O'Dea formed a partnership with Harry O'Donovan (died 3 November 1973) whom he first met in a production of You Never Can Tell in 1924. Their first show was Look Who's Here at Queen's. For more than two decades beginning in 1929 the duo produced two shows a year in Dublin, first in the Olympia Theatre, then in the Gaiety.[3] They created O'Dea's most famous character, "Mrs. Biddy Mulligan".[2] The role drew on Jimmy's previous manifestations as "Dames" in Variety performances and pantomimes. Biddy Mulligan was the representation (caricature, parody and stereotype) of a Dublin street-seller, with all the working-class repartee, wisdom and failings implicit. He made a number of recordings of sketches starring Mrs. Mulligan.[4] Biddy Mulligan is referenced in many Dublin music hall songs such as "Biddy Mulligan the Pride of the Coombe", "Daffy the Belle of the Coombe" and "The Charladies' Ball".

O'Dea made some film appearances, such as Darby O'Gill and the Little People (1959) in which he played King Brian of the little people and Johnny Nobody (1961). He also had a successful career in pantomime and toured Ireland and England many times, and is much associated with actress Maureen Potter (1925-2004), with whom he often partnered.

O'Dea was also a prolific songwriter in his day. Many of his songs are still well known to this day, some of them having been sung and recorded by Dublin singer Frank Harte.[citation needed]

Personal life[edit]

O'Dea married Ursula Doyle. Maureen Potter was bridesmaid.[5] Seán Lemass was best-man; he would also give the valedictory oration at O'Dea's funeral in 1965.

Death[edit]

Jimmy O'Dea died at Dr Steevens' Hospital, Dublin, aged 65, in 1965.[1]

Selected filmography[edit]

Recordings[edit]

With Harry O'Donovan:

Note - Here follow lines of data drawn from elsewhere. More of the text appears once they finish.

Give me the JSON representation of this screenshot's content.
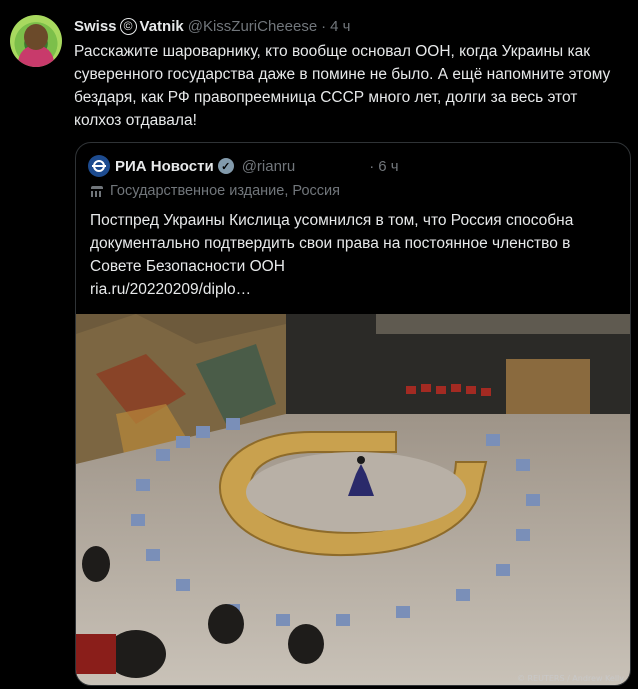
{
  "tweet": {
    "author_name": "Swiss",
    "author_name_symbol": "©",
    "author_name_suffix": "Vatnik",
    "handle": "@KissZuriCheeese",
    "separator": "·",
    "time": "4 ч",
    "text": "Расскажите шароварнику, кто вообще основал ООН, когда Украины как суверенного государства даже в помине не было. А ещё напомните этому бездаря, как РФ правопреемница СССР много лет, долги за весь этот колхоз отдавала!"
  },
  "quoted": {
    "author_name": "РИА Новости",
    "handle": "@rianru",
    "separator": "·",
    "time": "6 ч",
    "label": "Государственное издание, Россия",
    "text": "Постпред Украины Кислица усомнился в том, что Россия способна документально подтвердить свои права на постоянное членство в Совете Безопасности ООН",
    "link": "ria.ru/20220209/diplo…",
    "photo_credit": "© REUTERS / Andrew Kelly"
  },
  "colors": {
    "background": "#000000",
    "text_primary": "#e7e9ea",
    "text_secondary": "#71767b",
    "border": "#2f3336",
    "verified_badge": "#829aab"
  },
  "icons": [
    "avatar",
    "copyright-icon",
    "ria-logo",
    "verified-badge-icon",
    "government-building-icon"
  ]
}
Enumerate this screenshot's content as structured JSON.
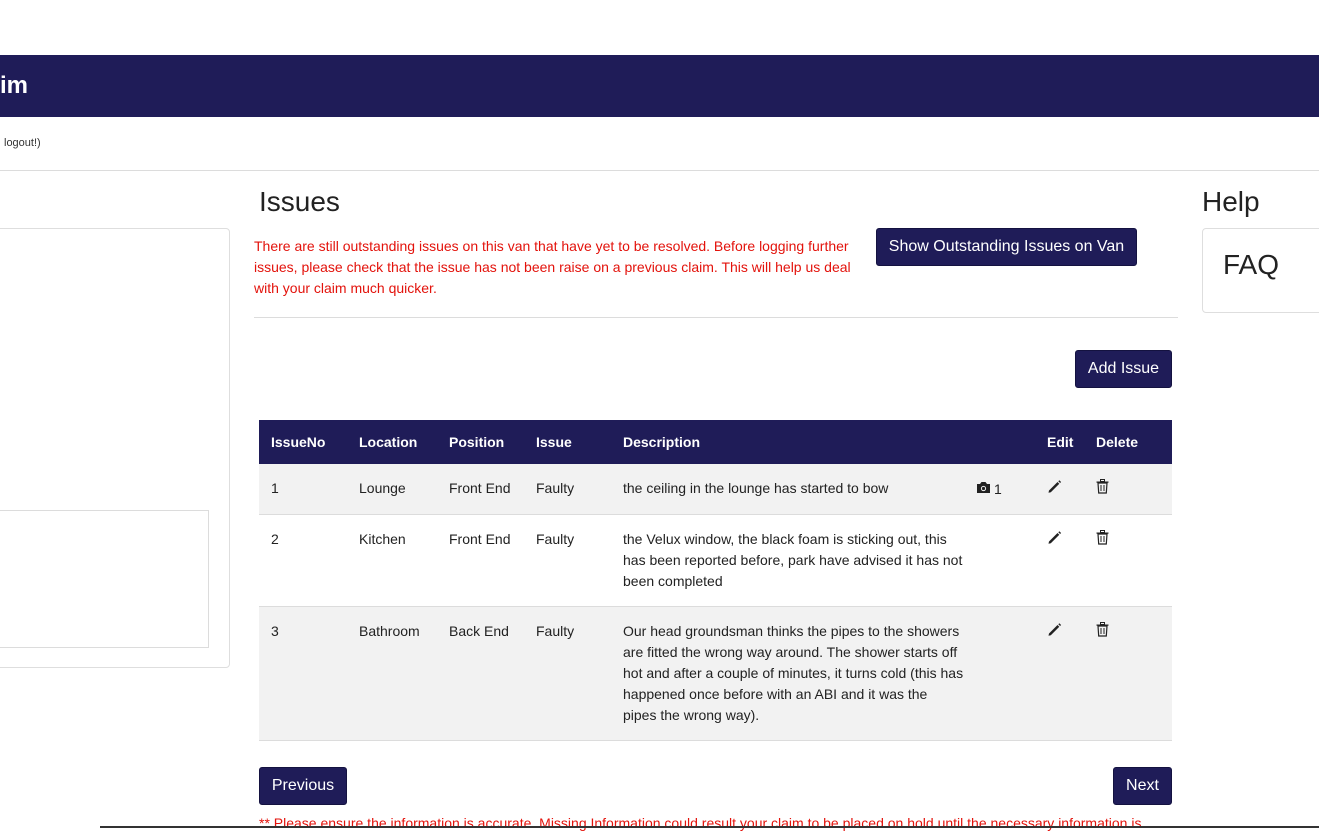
{
  "header": {
    "title": "im"
  },
  "userbar": {
    "text": " logout!)"
  },
  "issues": {
    "heading": "Issues",
    "warning": "There are still outstanding issues on this van that have yet to be resolved. Before logging further issues, please check that the issue has not been raise on a previous claim. This will help us deal with your claim much quicker.",
    "show_outstanding_label": "Show Outstanding Issues on Van",
    "add_issue_label": "Add Issue",
    "columns": {
      "issue_no": "IssueNo",
      "location": "Location",
      "position": "Position",
      "issue": "Issue",
      "description": "Description",
      "edit": "Edit",
      "delete": "Delete"
    },
    "rows": [
      {
        "issue_no": "1",
        "location": "Lounge",
        "position": "Front End",
        "issue": "Faulty",
        "description": "the ceiling in the lounge has started to bow",
        "photos": "1"
      },
      {
        "issue_no": "2",
        "location": "Kitchen",
        "position": "Front End",
        "issue": "Faulty",
        "description": "the Velux window, the black foam is sticking out, this has been reported before, park have advised it has not been completed",
        "photos": ""
      },
      {
        "issue_no": "3",
        "location": "Bathroom",
        "position": "Back End",
        "issue": "Faulty",
        "description": "Our head groundsman thinks the pipes to the showers are fitted the wrong way around. The shower starts off hot and after a couple of minutes, it turns cold (this has happened once before with an ABI and it was the pipes the wrong way).",
        "photos": ""
      }
    ],
    "icons": {
      "photo": "camera-icon",
      "edit": "pencil-icon",
      "delete": "trash-icon"
    }
  },
  "nav": {
    "previous_label": "Previous",
    "next_label": "Next"
  },
  "help": {
    "heading": "Help",
    "faq_label": "FAQ"
  },
  "footnote": "** Please ensure the information is accurate. Missing Information could result your claim to be placed on hold until the necessary information is",
  "colors": {
    "brand": "#1f1c58",
    "warning": "#e3120b",
    "row_alt": "#f2f2f2"
  }
}
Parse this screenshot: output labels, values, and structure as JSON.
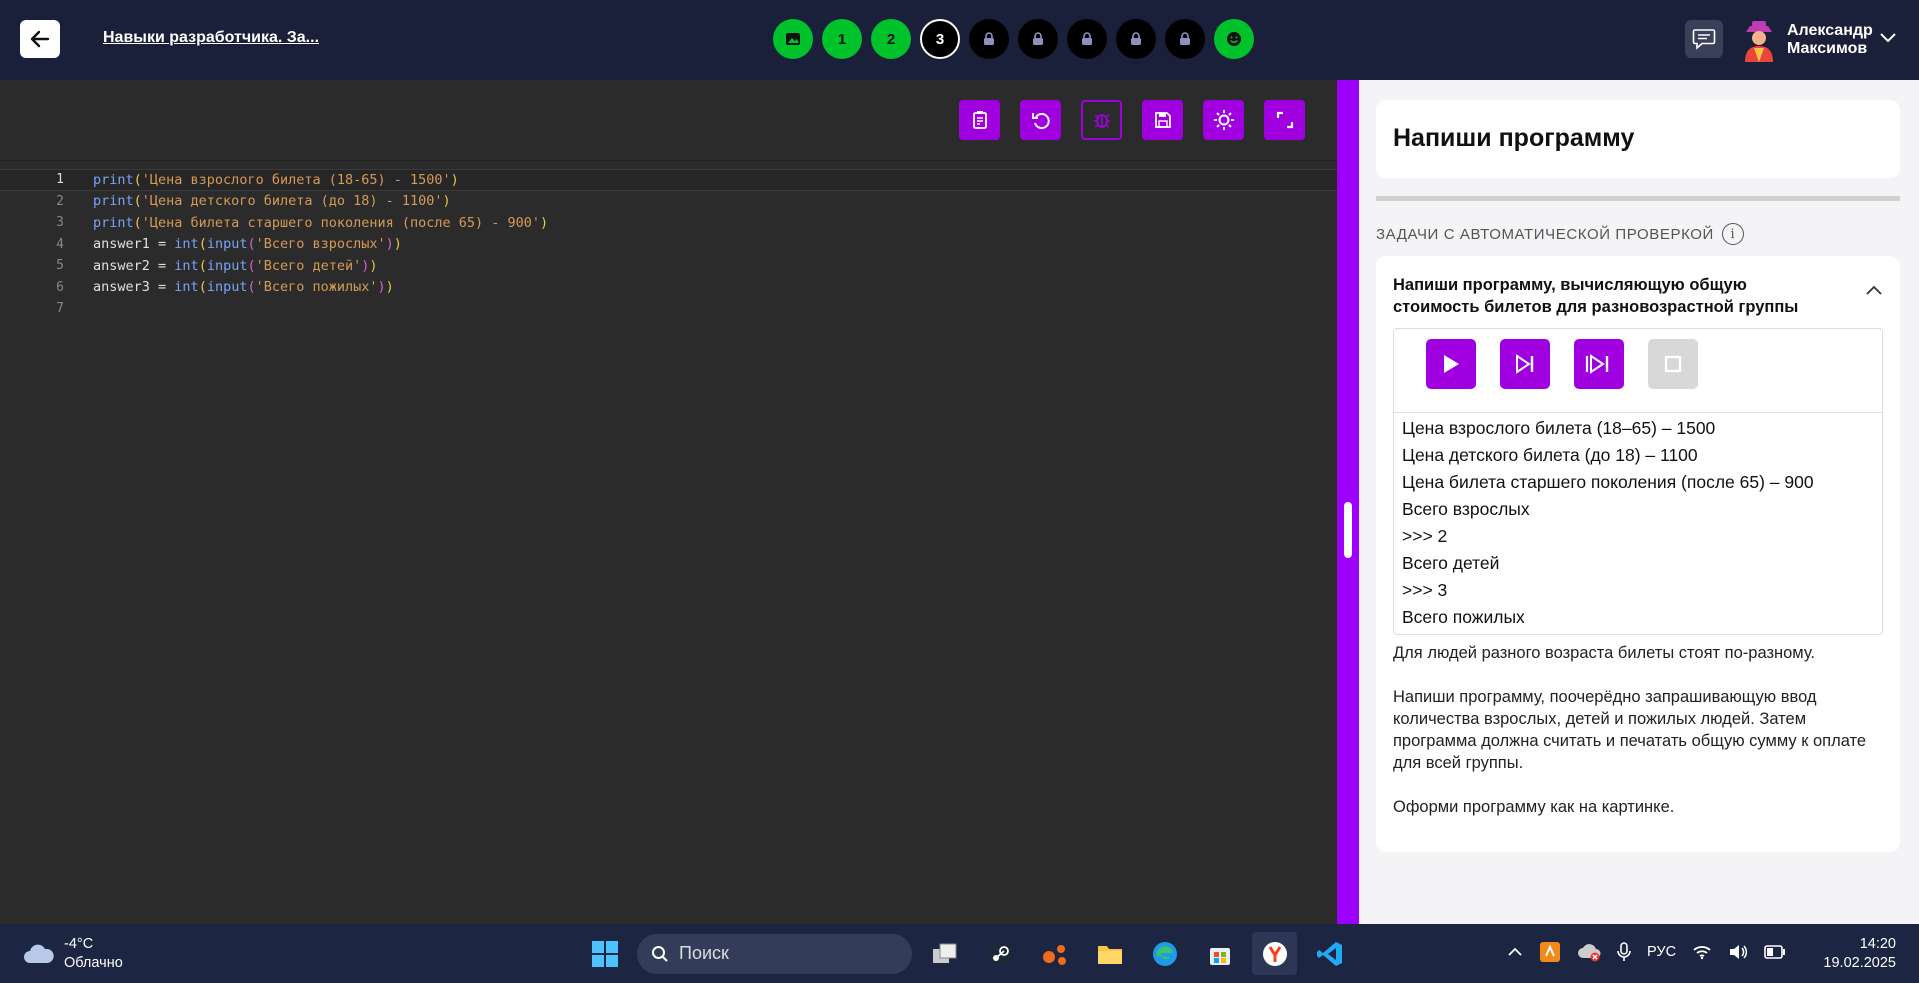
{
  "header": {
    "course_title": "Навыки разработчика. За...",
    "steps": [
      {
        "label": "",
        "state": "done",
        "icon": "image-icon"
      },
      {
        "label": "1",
        "state": "done"
      },
      {
        "label": "2",
        "state": "done"
      },
      {
        "label": "3",
        "state": "active"
      },
      {
        "label": "",
        "state": "locked",
        "icon": "lock-icon"
      },
      {
        "label": "",
        "state": "locked",
        "icon": "lock-icon"
      },
      {
        "label": "",
        "state": "locked",
        "icon": "lock-icon"
      },
      {
        "label": "",
        "state": "locked",
        "icon": "lock-icon"
      },
      {
        "label": "",
        "state": "locked",
        "icon": "lock-icon"
      },
      {
        "label": "",
        "state": "done",
        "icon": "smile-icon"
      }
    ],
    "user": {
      "first_name": "Александр",
      "last_name": "Максимов"
    }
  },
  "editor": {
    "toolbar": [
      "clipboard-icon",
      "undo-icon",
      "bug-icon",
      "save-icon",
      "theme-icon",
      "fullscreen-icon"
    ],
    "lines": [
      {
        "n": "1",
        "code": "print('Цена взрослого билета (18-65) - 1500')"
      },
      {
        "n": "2",
        "code": "print('Цена детского билета (до 18) - 1100')"
      },
      {
        "n": "3",
        "code": "print('Цена билета старшего поколения (после 65) - 900')"
      },
      {
        "n": "4",
        "code": "answer1 = int(input('Всего взрослых'))"
      },
      {
        "n": "5",
        "code": "answer2 = int(input('Всего детей'))"
      },
      {
        "n": "6",
        "code": "answer3 = int(input('Всего пожилых'))"
      },
      {
        "n": "7",
        "code": ""
      }
    ]
  },
  "panel": {
    "title": "Напиши программу",
    "section_label": "ЗАДАЧИ С АВТОМАТИЧЕСКОЙ ПРОВЕРКОЙ",
    "task_heading": "Напиши программу, вычисляющую общую стоимость билетов для разновозрастной группы",
    "console_lines": [
      "Цена взрослого билета (18–65) – 1500",
      "Цена детского билета (до 18) – 1100",
      "Цена билета старшего поколения (после 65) – 900",
      "Всего взрослых",
      ">>> 2",
      "Всего детей",
      ">>> 3",
      "Всего пожилых"
    ],
    "description": [
      "Для людей разного возраста билеты стоят по-разному.",
      "Напиши программу, поочерёдно запрашивающую ввод количества взрослых, детей и пожилых людей. Затем программа должна считать и печатать общую сумму к оплате для всей группы.",
      "Оформи программу как на картинке."
    ]
  },
  "taskbar": {
    "temperature": "-4°C",
    "weather": "Облачно",
    "search_placeholder": "Поиск",
    "language": "РУС",
    "time": "14:20",
    "date": "19.02.2025"
  },
  "colors": {
    "accent": "#a000e0",
    "done": "#00c22b",
    "header": "#1a1f3a"
  }
}
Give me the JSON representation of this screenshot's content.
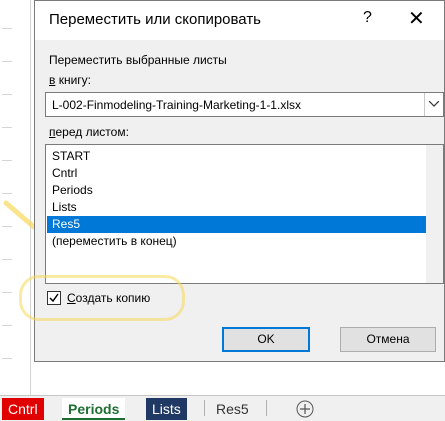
{
  "dialog": {
    "title": "Переместить или скопировать",
    "help_glyph": "?",
    "close_glyph": "✕",
    "move_label": "Переместить выбранные листы",
    "book_label_u": "в",
    "book_label_rest": " книгу:",
    "book_value": "L-002-Finmodeling-Training-Marketing-1-1.xlsx",
    "before_label_u": "п",
    "before_label_rest": "еред листом:",
    "sheets": [
      "START",
      "Cntrl",
      "Periods",
      "Lists",
      "Res5",
      "(переместить в конец)"
    ],
    "selected_sheet": "Res5",
    "copy_label_u": "С",
    "copy_label_rest": "оздать копию",
    "copy_checked": true,
    "ok_label": "OK",
    "cancel_label": "Отмена"
  },
  "tabs": [
    {
      "label": "Cntrl",
      "bg": "#e00000",
      "color": "#ffffff"
    },
    {
      "label": "Periods",
      "bg": "#ffffff",
      "color": "#1e6e32",
      "active": true
    },
    {
      "label": "Lists",
      "bg": "#1f3864",
      "color": "#ffffff"
    },
    {
      "label": "Res5",
      "bg": "#f0f0f0",
      "color": "#333333"
    }
  ],
  "colors": {
    "selection": "#0078d7",
    "highlighter": "#f7d95a"
  }
}
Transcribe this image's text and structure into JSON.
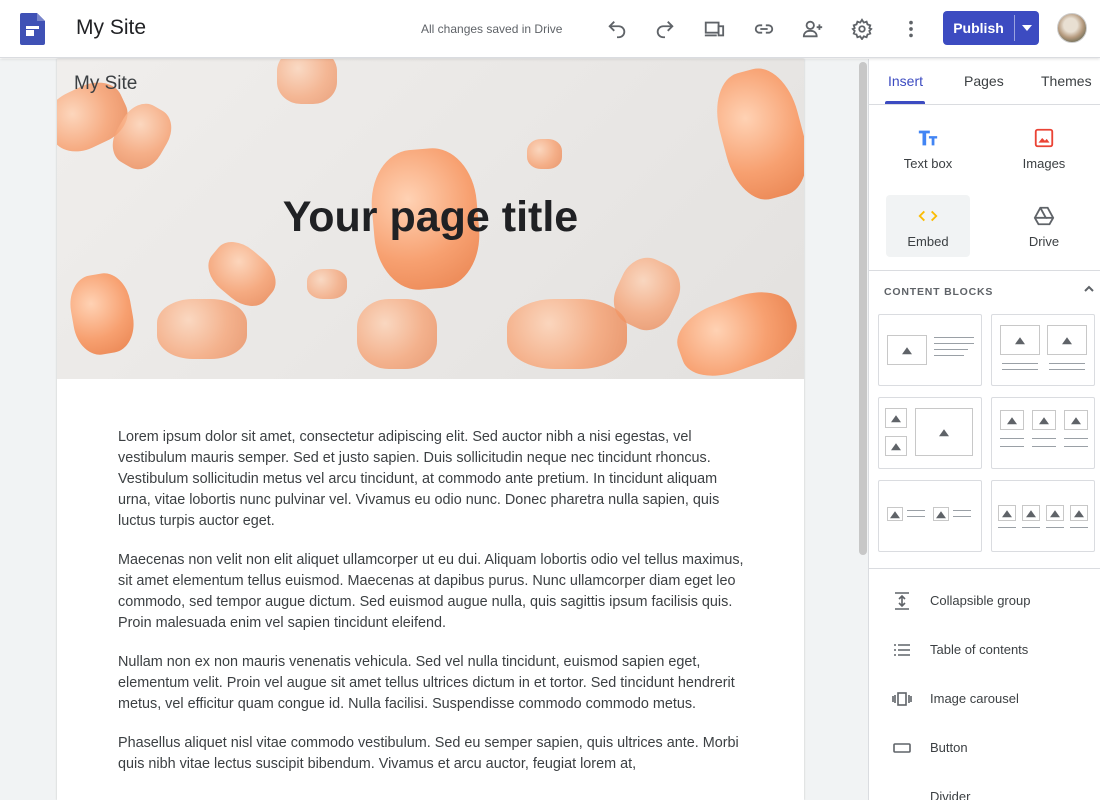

  • "Mrs. Mulligan nearly wins the Sweep" E.3694 Parlophone
  • "Mrs. Mulligan in London" E.3895 Parlophone
  • "Mrs. Mulligan at the telephone" E.3663 Parlophone
  • "Mrs. Mulligan at the talkies" E.3764 Parlophone
  • "Mrs. Mulligan at the racecourse" E.3763 Parlophone
  • "Mrs. Mulligan in the tram" E.3764 Parlophone
  • "The Irish Schoolmaster" E.3634 Parlophone
  • "Sixpence each way" E.3634 Parlophone
  • "Biddy Mulligan" E 3817 Parlophone
  • "Mrs. Mulligan, Smuggler"
  • "The Charladies' Ball"

References[edit]

  1. ^ a b The Irish Times, "Jimmy O'Dea dies after 40 years on the Irish stage", 8 January 1965
  2. ^ a b c Boylan, Henry (1998). A Dictionary of Irish Biography, 3rd Edition. Dublin: Gill and MacMillan. p. 314. ISBN 0-7171-2945-4. 
  3. ^ Irish Times, 5 January 1950
  4. ^ Irish Times, 6 November 1931
  5. ^ Report (25 September 1959), "Jimmy O'Dea", The Irish Times: 4 

External links[edit]